In the early days of novel writing, the epistolary novel was the pre-eminent form to use. Great works of fiction employed it, like...
Here is Henry Fielding on the subject...
But Mr Fielding wrote that in 1747, and in the 250+ years since then, epistolary fiction has become virtually extinct - although, as with a lot of things in novel writing, just because something is rare doesn't mean that you shouldn't at least consider it.
In epistolary novels, the entire story is told in the form of letters, written from one or more of the characters to other characters - and sometimes even to figures such as God! Their greatest strength is the strong sense of realism that they create.
Nowadays, of course, letters have sadly gone out of fashion - in both the real world and in fiction - but it is perfectly possible to put a modern twist on the concept by substituting letters for e-mails, for example, or even text messages or tweets.
And that is really all there is to say...
Epistolary fiction is told in the form or letters, and the form is virtually extinct!

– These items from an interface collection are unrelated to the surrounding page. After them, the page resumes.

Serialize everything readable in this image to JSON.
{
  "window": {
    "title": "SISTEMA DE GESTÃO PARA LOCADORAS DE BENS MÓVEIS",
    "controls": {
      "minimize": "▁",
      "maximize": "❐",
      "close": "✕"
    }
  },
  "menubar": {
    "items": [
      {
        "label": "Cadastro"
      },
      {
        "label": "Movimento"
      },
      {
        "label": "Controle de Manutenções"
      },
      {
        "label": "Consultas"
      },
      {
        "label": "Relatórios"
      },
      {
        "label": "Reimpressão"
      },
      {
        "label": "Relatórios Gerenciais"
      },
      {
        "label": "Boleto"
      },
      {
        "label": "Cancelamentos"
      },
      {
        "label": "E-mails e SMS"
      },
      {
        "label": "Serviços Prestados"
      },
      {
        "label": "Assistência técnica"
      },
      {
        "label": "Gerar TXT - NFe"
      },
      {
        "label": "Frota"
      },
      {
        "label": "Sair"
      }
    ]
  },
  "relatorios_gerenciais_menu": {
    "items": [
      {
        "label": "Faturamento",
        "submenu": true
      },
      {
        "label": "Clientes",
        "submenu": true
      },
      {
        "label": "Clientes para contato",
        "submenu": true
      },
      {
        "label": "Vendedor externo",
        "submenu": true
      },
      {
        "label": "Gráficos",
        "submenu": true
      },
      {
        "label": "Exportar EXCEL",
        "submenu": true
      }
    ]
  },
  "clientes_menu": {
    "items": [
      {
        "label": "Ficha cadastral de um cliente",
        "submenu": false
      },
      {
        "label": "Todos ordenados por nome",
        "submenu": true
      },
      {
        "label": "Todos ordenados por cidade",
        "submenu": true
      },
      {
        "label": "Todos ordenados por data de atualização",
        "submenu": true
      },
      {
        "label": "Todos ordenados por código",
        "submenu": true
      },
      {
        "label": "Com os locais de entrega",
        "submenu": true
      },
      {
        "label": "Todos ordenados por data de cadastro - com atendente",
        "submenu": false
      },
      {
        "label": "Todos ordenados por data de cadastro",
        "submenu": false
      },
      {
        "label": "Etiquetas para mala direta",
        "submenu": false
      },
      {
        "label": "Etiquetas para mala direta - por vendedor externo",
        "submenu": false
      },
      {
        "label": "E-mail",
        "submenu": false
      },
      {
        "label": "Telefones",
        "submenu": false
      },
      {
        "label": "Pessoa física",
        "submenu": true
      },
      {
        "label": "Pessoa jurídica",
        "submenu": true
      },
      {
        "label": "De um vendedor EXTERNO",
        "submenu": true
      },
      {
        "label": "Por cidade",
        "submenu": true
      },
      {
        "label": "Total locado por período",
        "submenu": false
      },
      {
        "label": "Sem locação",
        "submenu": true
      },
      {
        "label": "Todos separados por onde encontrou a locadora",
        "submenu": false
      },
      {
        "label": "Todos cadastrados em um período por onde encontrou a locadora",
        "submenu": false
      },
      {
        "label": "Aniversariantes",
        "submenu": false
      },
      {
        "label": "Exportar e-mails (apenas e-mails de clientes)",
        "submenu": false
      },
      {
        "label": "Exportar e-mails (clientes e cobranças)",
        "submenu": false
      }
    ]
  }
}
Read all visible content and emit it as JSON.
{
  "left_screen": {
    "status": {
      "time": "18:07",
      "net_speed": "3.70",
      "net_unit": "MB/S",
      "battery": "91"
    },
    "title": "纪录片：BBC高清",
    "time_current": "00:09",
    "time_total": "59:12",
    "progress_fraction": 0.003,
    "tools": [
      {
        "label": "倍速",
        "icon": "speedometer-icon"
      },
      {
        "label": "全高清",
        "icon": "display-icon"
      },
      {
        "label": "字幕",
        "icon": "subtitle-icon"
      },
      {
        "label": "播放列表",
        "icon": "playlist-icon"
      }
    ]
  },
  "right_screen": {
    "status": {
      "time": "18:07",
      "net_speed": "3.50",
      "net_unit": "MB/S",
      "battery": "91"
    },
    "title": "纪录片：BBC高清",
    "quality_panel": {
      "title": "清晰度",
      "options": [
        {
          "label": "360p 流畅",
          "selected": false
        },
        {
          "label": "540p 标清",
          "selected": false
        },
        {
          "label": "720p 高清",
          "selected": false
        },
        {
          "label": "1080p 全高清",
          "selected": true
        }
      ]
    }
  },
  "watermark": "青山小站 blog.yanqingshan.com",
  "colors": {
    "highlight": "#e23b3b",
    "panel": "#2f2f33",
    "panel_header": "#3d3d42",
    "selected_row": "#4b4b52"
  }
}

It is not altogether extinct, but using such a little-used viewpoint would be a brave choice, particularly if it is your first novel.
Why? Because all the usual rules of how to plot a novel, how to create the characters and the like would still apply - but you would need to obey the rules through the medium of letters. Not an easy task.
What is a more likely option than writing an entire novel in this way is to use the form for part of a novel - perhaps the odd chapter here and there devoted to an interchange of letters (or whatever) between characters.
Anybody interested in writing either an entire epistolary novel, or just using the device in parts, should read the classics I mentioned above.
They should also check out one of those rare contemporary examples of the form - one that also happens to be a highly-acclaimed work of fiction in its own right: Alice Walker's The Color Purple.